Author: Nagaru Tanigawa
Publisher: Little, Brown and Company
Reading the new Haruhi book is a lot like wearing an old jumper. Don't run off! Let me explain myself. Opening the book, everything feels warm and familiar. Sure, it feels kinda worn in and doesn't fit perfectly, but it's very comforting to come back to something you know well and enjoy.
Such was how I felt sitting down to read The Disappearance of Haruhi Suzumiya. After a brief re-introduction to the cast and their various characteristics, Protagonist Kyon (real name unknown) is thrust into another bizarre adventure against his will. This time, Kyon finds himself thrust into a world devoid of Haruhi or any of the other ragtag band of crazies who make up the SOS Brigade after-school club. Kyon goes on a trek to find out what on earth happened and to figure out how, and if, he should fix everything to how it was before.

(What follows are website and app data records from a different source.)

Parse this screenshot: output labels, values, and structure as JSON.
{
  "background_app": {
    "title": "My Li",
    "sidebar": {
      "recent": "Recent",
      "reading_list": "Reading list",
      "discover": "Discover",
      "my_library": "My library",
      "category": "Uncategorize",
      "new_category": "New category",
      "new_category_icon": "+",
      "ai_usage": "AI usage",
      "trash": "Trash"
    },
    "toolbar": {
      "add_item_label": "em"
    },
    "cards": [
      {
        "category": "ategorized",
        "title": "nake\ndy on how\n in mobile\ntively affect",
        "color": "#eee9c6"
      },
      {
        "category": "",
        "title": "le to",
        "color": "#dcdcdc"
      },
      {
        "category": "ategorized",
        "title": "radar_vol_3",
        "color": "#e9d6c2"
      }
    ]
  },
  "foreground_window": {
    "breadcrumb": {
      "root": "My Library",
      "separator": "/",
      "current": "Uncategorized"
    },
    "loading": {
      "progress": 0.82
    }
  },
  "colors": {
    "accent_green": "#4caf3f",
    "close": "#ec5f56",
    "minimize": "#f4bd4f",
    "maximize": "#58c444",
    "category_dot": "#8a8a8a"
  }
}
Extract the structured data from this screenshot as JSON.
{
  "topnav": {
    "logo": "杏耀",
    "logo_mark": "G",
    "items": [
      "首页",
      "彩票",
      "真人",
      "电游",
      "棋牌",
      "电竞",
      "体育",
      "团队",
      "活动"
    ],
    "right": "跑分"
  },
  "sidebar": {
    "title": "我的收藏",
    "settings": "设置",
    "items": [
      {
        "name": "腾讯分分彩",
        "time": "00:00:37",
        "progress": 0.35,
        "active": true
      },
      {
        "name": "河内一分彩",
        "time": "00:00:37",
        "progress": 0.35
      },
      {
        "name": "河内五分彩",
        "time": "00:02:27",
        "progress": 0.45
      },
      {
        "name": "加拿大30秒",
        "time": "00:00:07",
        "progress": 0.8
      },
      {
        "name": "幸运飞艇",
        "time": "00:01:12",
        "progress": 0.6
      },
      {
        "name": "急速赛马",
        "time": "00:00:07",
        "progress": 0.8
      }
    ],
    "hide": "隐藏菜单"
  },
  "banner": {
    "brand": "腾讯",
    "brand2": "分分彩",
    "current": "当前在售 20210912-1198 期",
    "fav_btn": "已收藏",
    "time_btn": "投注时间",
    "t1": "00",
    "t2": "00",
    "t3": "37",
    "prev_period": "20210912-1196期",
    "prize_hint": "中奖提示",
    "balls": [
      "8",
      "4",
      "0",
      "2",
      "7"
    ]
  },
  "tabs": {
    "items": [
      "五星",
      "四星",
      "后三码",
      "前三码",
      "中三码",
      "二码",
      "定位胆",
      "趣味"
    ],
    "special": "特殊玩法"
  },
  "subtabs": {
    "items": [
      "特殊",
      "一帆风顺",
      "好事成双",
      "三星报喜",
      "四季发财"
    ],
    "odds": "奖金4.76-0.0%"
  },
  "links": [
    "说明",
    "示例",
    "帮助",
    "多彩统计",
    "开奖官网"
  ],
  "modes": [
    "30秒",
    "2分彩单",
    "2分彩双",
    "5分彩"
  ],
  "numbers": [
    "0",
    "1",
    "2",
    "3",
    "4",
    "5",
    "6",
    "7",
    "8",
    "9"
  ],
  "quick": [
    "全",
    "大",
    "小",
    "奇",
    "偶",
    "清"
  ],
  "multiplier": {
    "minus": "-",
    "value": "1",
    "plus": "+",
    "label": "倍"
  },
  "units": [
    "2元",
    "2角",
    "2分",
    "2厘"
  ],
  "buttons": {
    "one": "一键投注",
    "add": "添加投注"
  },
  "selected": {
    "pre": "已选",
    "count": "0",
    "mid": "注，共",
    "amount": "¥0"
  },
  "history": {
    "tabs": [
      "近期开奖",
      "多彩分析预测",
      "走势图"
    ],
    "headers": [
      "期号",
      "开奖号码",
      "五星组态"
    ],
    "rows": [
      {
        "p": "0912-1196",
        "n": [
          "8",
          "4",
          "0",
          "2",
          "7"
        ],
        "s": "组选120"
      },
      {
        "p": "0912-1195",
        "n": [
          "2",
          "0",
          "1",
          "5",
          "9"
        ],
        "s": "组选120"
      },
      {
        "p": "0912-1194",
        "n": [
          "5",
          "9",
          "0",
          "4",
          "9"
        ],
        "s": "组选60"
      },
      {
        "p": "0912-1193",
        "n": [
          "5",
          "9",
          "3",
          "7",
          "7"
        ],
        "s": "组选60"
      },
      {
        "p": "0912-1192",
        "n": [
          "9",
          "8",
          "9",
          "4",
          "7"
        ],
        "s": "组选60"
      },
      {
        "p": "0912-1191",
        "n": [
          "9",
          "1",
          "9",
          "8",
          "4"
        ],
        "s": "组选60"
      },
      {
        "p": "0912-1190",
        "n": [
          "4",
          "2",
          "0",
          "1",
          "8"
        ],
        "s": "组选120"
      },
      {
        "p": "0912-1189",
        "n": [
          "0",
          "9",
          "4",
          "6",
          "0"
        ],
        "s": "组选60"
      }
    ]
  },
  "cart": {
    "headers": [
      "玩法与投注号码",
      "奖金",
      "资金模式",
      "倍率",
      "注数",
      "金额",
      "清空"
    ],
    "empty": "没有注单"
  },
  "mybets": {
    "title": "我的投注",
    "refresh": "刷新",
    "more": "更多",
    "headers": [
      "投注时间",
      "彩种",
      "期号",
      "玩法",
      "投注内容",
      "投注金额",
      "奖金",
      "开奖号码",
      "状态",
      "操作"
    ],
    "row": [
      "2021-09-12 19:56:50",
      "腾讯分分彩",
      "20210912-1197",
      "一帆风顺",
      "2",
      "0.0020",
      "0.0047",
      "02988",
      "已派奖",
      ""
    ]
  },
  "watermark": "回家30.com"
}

This new story has a welcome improvement from the previous volumes in that all of the strange events of the story directly affect the first-person narrator Kyon. You get to watch his sarcastic outlook get put through the wringer instead of having him relate events that are happening to others, leading to much more engaging prose overall. It provides a welcome change from having the main character be a disaffected observer of bizarre events yet again and allows for some interesting development of his character and motivations throughout the book. The rest of the characters also receive their fair amount of the spotlight, and you learn a little more of the interrelations between them.
The plotline, which I am trying to skirt around in case of spoilers, moves along at a reasonable pace and answers all reader questions, but notably stumbles at the climax of the books events. Shortly after the climax, which for me made perfect sense and opened up some exciting possibilities, the author calls the book to the halt so he can clearly spell out the events that occurred just in case you weren't paying attention. This cheapens the ending a great deal, as instead of merely hinting as to the outcome a great big red arrow was instead used to point it out. Kyon further dwells on the climax in the final pages, adding big flashing lights to the sign saying "This is what the ending means, doofus!"
I feel I should mention here that the majority of the plot itself is highly engaging and enjoyable, and it is only because the way the climax is handled is such a noticeable drop in quality compared to the rest of the book that I feel the need to bring it up. The characters are still enjoyable to spend time with, the events presented are interesting, and the whole story is an page-turner even when you take into account its errors. There is one further sin the book commits, but that will need a bit of explanation.
If you watch anime you may be familiar with characters saying "That Person" instead of using someone’s name as a way of increasing tension in a plotline, or just to draw events out. It is usually used poorly, and sadly Disappearance falls into this trap as well. The first time it happens in the book it is actually used sparingly and to some decent dramatic effect, however it is used again later on across four whole pages when it would have been best to not bother with the gimmick. Given that the reader should have already figured out who the person in question is in this second instance, having so many mentions of "that person" in bold text at such a key point in the story ruins the tension that has been building and left me rolling my eyes.
For readers of the previous Haruhi books, Disappearance will feel like a comfortable continuation of the series with nothing truly earth-shattering but a lot to love nonetheless. Those who have not read the previous books may find themselves adrift somewhat as while the prologue does a great job of catching you up on the principle characters and setting, the story proper draws on a lot of elements expanded on in previous volumes. The book will still be a nice, enjoyable read, but will not be as engaging for fulfilling overall due to the lack of prior knowledge. If you have already watched the TV series, then this may well be a good place to start if you were put off of reading the first three volumes as you had already seen the events in animated form.
I have not seen the theatrical version of the story, and I am now even more excited to see it after reading the book, but I have to wonder how the movie can have a run time (2 hours, 45 minutes) longer than the amount of time it took me to read the source material.
One last thing I want to bring up is that I really like the colorful presentation of the paperback edition of the book, which along with the earlier volumes now has a vibrant little corner on my bookshelf next to some drably presented sci-fi.
Barring a few preventable mishaps, Disappearance is a great read and I utterly devoured it during my commute to and from work. I would recommend it to anyone, even if they had never heard of the series or anime as a whole.
This review is based on a retail version purchased by the reviewer.